Fourth-year Fine Art student Emma May will spend the winter 2011 semester in Cape Town, South Africa as the first recipient of NSCAD’s new Art in Schools scholarship, a unique research initiative that combines service learning with independent study.
As an artist-in-residence, Emma will assess the positive effects of creative programming on learning outcomes of grade school students. Part of a three-person research team that includes a student from Stellenbosch University and a local artist, Emma will work at a public school in a township outside Cape Town. Together, the artists will help learners explore creativity by developing and delivering creative “interventions” within the context of the established school curriculum, across a range of disciplines.
In addition, Emma will be given studio space in the Department of Visual Arts at Stellenbosch University and participate in a fourth-year seminar course.
“I have always focussed my practice on the ‘public’ in public art,” explains Emma, whose studio work focuses on sculpture and installation. “My single most important goal as an artist is to help people through my work, and I know this opportunity will help me build a strong foundation to do that.”
“Emma can expect to experience a vibrant and rich culture, with people who care deeply about their heritage,” explains President David B. Smith.
“Art in Schools is about harnessing creativity not only to affect learning outcomes across subject matter not even remotely related to art, but to positively and tangibly affect a community’s social welfare,” adds President Smith. “That’s the power of the creative process.”
The Art in Schools study abroad opportunity is worth 15 credits towards a
degree requirement and, thanks to the generosity of a close friend of

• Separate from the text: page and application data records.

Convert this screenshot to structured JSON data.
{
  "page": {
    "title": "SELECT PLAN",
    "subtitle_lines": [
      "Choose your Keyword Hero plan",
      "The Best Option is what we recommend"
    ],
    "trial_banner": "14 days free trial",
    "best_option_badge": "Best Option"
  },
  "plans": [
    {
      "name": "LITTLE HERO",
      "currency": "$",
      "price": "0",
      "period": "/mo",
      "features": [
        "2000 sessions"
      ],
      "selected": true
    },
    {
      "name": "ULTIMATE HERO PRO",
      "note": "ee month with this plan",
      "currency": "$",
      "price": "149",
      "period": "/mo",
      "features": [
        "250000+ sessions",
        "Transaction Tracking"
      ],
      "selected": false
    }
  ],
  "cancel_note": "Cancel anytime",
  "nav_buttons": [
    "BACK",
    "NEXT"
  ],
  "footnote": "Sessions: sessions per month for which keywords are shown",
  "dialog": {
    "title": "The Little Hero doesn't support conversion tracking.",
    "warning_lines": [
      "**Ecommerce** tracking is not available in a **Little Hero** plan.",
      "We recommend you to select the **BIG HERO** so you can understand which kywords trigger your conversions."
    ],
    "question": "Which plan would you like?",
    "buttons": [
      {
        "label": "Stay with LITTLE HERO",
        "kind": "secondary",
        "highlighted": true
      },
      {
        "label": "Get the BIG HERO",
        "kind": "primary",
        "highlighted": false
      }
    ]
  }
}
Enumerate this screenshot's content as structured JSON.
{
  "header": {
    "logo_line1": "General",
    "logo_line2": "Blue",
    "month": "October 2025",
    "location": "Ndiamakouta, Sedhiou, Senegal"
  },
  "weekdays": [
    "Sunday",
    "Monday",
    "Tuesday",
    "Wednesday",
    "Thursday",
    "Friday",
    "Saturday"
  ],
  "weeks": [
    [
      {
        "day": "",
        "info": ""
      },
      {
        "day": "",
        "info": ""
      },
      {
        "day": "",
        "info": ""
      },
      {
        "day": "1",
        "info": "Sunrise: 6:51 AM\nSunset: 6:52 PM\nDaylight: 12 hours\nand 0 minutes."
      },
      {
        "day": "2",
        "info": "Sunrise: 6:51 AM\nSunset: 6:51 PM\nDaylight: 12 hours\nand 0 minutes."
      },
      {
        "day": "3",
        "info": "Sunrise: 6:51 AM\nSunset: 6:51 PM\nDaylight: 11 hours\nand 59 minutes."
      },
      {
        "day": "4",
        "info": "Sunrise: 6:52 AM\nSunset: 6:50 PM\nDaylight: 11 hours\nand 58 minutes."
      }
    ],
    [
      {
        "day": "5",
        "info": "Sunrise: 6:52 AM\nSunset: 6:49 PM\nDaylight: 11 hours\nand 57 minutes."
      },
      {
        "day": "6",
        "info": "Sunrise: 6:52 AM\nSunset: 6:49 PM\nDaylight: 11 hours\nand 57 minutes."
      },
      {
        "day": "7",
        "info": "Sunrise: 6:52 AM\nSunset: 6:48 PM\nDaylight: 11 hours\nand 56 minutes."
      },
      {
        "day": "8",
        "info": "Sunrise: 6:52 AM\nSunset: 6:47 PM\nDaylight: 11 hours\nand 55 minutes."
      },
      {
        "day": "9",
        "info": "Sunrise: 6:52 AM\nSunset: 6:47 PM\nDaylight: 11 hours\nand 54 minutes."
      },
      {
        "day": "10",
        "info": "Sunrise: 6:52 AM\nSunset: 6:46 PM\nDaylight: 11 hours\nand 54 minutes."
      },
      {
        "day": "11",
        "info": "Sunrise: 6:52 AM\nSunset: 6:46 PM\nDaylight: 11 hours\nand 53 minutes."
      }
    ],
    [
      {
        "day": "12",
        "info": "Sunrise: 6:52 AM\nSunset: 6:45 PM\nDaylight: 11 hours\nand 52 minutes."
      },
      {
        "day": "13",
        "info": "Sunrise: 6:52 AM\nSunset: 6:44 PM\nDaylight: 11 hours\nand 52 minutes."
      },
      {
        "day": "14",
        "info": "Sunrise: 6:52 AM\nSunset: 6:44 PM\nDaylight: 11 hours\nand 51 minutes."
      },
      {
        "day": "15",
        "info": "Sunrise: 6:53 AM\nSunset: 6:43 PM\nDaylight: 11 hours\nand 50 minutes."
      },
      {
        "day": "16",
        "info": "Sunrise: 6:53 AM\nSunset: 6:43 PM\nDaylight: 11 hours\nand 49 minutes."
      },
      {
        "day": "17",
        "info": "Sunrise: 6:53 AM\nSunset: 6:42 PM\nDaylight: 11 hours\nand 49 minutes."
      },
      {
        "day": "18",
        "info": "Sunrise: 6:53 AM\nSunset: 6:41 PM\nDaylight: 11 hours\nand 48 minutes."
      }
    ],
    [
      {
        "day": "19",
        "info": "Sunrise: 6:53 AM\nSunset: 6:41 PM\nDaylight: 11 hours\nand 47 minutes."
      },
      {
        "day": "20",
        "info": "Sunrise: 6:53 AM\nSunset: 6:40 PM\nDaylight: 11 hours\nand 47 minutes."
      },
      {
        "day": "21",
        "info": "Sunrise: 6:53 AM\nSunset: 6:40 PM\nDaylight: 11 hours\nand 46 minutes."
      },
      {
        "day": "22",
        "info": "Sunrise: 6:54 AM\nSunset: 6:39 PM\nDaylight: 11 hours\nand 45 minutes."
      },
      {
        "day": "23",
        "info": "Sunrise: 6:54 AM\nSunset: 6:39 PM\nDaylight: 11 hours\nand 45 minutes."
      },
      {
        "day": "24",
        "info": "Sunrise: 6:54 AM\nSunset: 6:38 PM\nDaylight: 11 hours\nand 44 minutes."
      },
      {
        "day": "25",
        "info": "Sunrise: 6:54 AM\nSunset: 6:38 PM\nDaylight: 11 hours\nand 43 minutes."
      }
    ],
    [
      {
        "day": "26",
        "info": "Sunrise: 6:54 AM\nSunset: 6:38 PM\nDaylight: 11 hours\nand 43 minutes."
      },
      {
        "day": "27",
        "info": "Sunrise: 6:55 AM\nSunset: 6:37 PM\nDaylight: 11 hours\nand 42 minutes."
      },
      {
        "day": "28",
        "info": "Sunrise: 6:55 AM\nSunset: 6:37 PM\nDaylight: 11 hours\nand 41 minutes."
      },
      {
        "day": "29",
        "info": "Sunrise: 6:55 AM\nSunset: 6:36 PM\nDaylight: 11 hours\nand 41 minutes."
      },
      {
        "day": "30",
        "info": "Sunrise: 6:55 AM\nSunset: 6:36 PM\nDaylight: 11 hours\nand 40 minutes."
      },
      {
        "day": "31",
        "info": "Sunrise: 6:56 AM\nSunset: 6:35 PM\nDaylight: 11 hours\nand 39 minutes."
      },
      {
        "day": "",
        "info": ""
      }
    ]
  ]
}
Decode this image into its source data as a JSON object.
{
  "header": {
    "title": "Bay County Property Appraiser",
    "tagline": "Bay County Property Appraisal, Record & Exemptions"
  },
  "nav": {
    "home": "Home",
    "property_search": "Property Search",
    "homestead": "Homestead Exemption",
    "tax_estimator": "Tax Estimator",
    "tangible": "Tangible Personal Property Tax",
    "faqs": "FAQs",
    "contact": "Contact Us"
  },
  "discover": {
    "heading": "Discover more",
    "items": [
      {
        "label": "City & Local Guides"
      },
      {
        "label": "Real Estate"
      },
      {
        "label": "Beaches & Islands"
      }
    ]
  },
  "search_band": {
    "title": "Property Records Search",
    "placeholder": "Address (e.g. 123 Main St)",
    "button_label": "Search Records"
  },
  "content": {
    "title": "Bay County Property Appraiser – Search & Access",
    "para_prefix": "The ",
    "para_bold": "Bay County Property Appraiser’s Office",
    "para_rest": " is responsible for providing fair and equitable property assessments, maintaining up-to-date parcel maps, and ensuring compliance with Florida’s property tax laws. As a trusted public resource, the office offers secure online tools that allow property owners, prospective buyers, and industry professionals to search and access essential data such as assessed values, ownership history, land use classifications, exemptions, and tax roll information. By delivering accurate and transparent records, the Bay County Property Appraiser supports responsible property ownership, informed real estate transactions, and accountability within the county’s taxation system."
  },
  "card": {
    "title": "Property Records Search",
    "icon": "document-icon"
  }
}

NSCAD, the entire cost of the experience - beyond regular tuition and
fees – will be covered. (l to r) President David B. Smith with Emma May